If you’ve not yet heard of Corso Zundert, it’s a legendary parade of giant floats, adorned with thousands of dahlia flowers, that make their way through the streets of Zundert, Netherlands.
This year, the theme was to celebrate the life and work of Vincent van Gogh who was born in the same town 162 years ago.

The Return Of The Raconteurs

They didn’t break up. They were just busy. Details.

Defending Lillian Gish

Recently, the trustees of Bowling Green University voted to remove the name of Lillian Gish from the school’s Lillian Gish Film Center because she acted in the racist “Birth of a Nation.” Joseph McBride, a Gish expert, has responded.

Looking At Danny’s Tony Performances

Yesterday was the birthday of my old pal Danny Burstein, so Playbill decided to go through his performances over the years. Later this month, he begins previews in “Moulin Rouge!” I’m hoping this will yield him the Tony he so richly deserves.

Your Weekend: A Selective Guide

Movies: “Men in Black: International” looks like a retread and so does the new “Shaft.” Best bet is “Late Night,” with Emma Thompson and Mindy Kaling. TV/Streaming: Catch up with the new season of “Pose” on FX…This Sunday on PBS brings a new season of my favorite TV drama: “Endeavour.” Music: I love how Julie London always sounds slightly drunk in most of her recordings…The media are going on — and on and on — about Bob Dylan in the ’70s again. Books: My friend Rich Cohen is a terrific nonfiction writer, and his latest is “The Last Pirate of New York.” Sports: I’m happily watching the women’s World Cup, even though the talent-rich USA team has quickly established itself as The One The World Loves To Hate. Finally: “I like New York in June — how about you?”

Who Is/Was Sylvia?

Sylvia Miles died yesterday. I knew her a bit over the years — she would accost me at parties and ask me to get her a drink. She was frugal — she used to go into NYC restaurants, eat a meal, complain there was a hair in the main course, and ask to be comped — and she was blowsy. But she was a reminder of the days when New York was full of unique individuals — “characters,” we used to call them. Those days are long gone — “characters” can’t afford to live in the city anymore. It’s a pity.

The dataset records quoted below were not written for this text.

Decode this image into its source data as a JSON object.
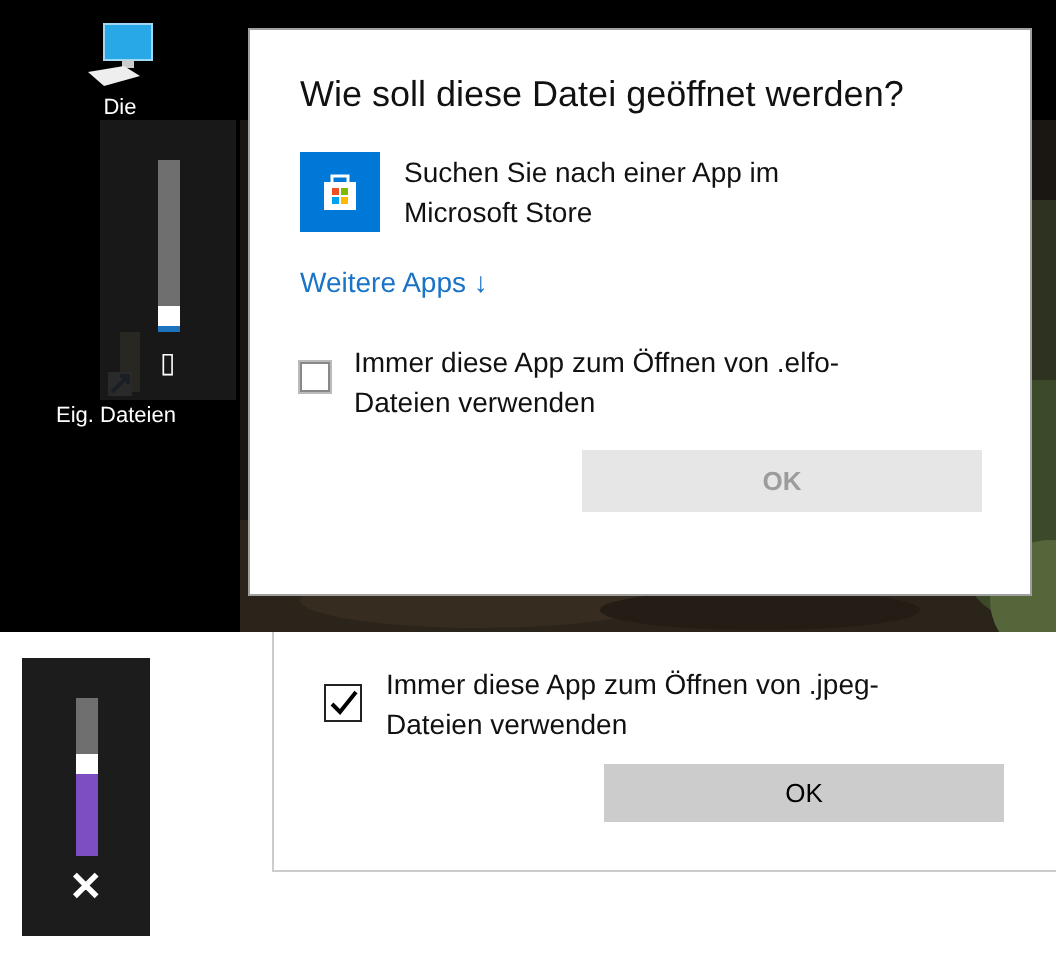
{
  "desktop": {
    "icons": [
      {
        "kind": "pc",
        "label": "Die"
      },
      {
        "kind": "folder",
        "label": "Eig. Dateien"
      }
    ]
  },
  "volume_flyouts": [
    {
      "level": 0.03,
      "color": "#1e73be",
      "glyph": "▯"
    },
    {
      "level": 0.52,
      "color": "#7b4fbf",
      "glyph": "✕"
    }
  ],
  "dialog": {
    "title": "Wie soll diese Datei geöffnet werden?",
    "store_option": "Suchen Sie nach einer App im Microsoft Store",
    "more_link": "Weitere Apps ↓",
    "checkbox": {
      "label": "Immer diese App zum Öffnen von .elfo-Dateien verwenden",
      "checked": false
    },
    "ok_button": {
      "label": "OK",
      "disabled": true
    }
  },
  "dialog_2": {
    "checkbox": {
      "label": "Immer diese App zum Öffnen von .jpeg-Dateien verwenden",
      "checked": true
    },
    "ok_button": {
      "label": "OK",
      "disabled": false
    }
  }
}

Strand Owner Fumes About Landmarking

NY Post: ‘The de Blasio administration tagged the iconic Strand Bookstore’s building with a dreaded landmark designation Tuesday — a move the owner says was a concession to locals so the mayor can build a tech hub in the area.
The Landmarks Preservation Commission voted 8-0 to make the bookseller’s home at 828 Broadway a landmark — triggering onerous maintenance requirements that could send the 92-year-old shop’s ledgers into the red, according to owner Nancy Bass-Wyden (pictured).
“The thing that started it was Mayor Bill de Blasio,” she told The Post. “We just don’t want any more expenses. We don’t need it. It’s a brutal retail environment, and now we’re under siege.”’